What is rape?

Rape can be defined as sexual intercourse involving any form of penetration forced on a non-consenting person, generally with the use or threat of violence. The victim is usually (though by no means exclusively) female; a high proportion are in their teens; only a minority are raped by strangers; a considerable number of rapes occur within marriages.

As a technical definition, sexual assault covers any form of invasion of sexual privacy. Frequently, in its effects it is the equivalent of rape without penetration. The suggestions below can be applied equally to victims of rape and of serious sexual assault.

Powerful elements of our culture, including some music, some aspects of the media, and pornography, tend to link violence and sex, and give the message that a man has the right to gratify his need for dominance and sexual intercourse. In contrast, rape and sexual assault are a denial of the basic Christian principle of love, that honours and puts first the other person, and they are rightly seen as serious criminal activities.

There is a lot of pressure on a victim of sexual assault or rape to remain silent. She may be afraid that she will not be believed, or be blamed for leading the rapist on. There may be threats from the rapist, or he may be a friend or family member whom she wants to protect. There will be fear of publicity and all the complexity of possible consequences, including becoming involved in a criminal trial. Sometimes pressure is applied by close family members who wish to avoid scandal. However, there are three strong reasons why she should not remain silent: she needs help in getting over the experience; a serious crime has been committed and she is required by law to report it; and failure to take action will only encourage further rape.

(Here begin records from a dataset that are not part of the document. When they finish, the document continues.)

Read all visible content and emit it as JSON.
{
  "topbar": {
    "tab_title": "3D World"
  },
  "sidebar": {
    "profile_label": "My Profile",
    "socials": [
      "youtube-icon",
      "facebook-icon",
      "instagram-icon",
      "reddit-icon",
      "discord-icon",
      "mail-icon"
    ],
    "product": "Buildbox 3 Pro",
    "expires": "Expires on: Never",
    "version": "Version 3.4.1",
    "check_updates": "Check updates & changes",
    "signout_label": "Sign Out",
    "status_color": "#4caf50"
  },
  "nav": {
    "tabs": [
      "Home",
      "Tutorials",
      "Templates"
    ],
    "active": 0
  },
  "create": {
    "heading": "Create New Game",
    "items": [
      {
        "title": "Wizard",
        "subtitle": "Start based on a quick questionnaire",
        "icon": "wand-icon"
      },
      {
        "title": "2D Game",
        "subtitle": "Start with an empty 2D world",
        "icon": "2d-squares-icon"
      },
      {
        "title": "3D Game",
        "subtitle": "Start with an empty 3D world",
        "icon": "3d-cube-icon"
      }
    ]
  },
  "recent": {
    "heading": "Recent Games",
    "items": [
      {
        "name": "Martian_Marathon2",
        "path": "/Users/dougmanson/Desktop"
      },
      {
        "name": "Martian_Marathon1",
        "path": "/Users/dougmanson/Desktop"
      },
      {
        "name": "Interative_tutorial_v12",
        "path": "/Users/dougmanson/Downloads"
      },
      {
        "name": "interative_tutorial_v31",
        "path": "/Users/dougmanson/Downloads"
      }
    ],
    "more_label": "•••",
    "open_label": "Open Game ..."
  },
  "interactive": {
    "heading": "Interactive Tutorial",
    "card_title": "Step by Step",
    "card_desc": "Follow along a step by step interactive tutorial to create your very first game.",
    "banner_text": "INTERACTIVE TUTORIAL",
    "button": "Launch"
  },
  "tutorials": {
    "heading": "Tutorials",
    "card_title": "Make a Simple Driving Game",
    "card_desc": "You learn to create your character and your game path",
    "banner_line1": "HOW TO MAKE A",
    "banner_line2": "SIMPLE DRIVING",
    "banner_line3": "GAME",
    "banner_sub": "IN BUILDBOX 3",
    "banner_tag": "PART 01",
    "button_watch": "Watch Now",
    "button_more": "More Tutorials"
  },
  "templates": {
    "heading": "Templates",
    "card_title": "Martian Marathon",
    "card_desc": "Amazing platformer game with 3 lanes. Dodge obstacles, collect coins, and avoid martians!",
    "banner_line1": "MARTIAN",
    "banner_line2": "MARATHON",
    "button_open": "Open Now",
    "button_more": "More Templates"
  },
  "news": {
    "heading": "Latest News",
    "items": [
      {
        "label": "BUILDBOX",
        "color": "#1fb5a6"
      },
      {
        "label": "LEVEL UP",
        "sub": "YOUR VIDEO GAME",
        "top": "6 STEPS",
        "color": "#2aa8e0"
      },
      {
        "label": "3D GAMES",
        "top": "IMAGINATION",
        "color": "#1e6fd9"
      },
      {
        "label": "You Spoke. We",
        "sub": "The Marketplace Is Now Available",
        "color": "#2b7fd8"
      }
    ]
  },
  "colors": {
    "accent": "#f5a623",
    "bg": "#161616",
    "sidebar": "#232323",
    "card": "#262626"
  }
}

Helping a rape victim

Listen. Accept her. Make it easy for her to tell you. Even if her story is incoherent and inconsistent and doubts arise in your mind, still accept it. Details can always be checked out later if necessary.

Encourage her to see a doctor, the police and a counsellor, and if possible contact a specialist rape centre (see www.rapecrisis.org.uk/Referralcentres2.php ). Go with her where appropriate.

Take what comes. In the first few days of shock this may be a sense of unreality, emotional outbreaks, inability to concentrate, excessive fear, or emotional dullness. Encourage the expression of her feelings such as anger or fear. Help and support her through it all.

Help her to resist the self-blame and self-rejection that many victims feel. Where the rapist was someone known to her, help her deal with the sense of betrayal, and the issue of her future relationship with him.

Where necessary, take steps to support the family as well as the victim. Remember that the parents of a teenage girl who has been raped may well respond with denial or excessive anger. Help them through these things.

Watch for any effects that develop in the long term, such as low self-image or obsessive cleanliness, and encourage her to get help from a counsellor.

If a pregnancy should develop, stand by her and help her as she works through the issue of an abortion (see our feature in this site on abortion).

What could I say?

Rape counselling organizations that can help you straightaway include:
Lifecentre Rape Crisis Service (a Christian charity), 
helpline: 0844 847 7879, 
text: 07717 989 022
email: help@lifecentre.uk.com
Rape Crisis, helpline 0808 802 9999
Victim Support, helpline 0845 3030 900

Working with a rapist

Whatever our personal feelings, those who have committed rape or sexual assault urgently need help. In giving it we are in no way whatsoever condoning what they have done. Indeed, we are taking it so very seriously we feel we have to take action to prevent it ever happening again.  But what could we possibly say?

Peter Hicks

This is a chapter from Peter Hicks, What Could I Say?, published by Inter-Varsity Press UK, www.ivpbooks.com,

© Peter Hicks, and used by kind permission of the author and publisher.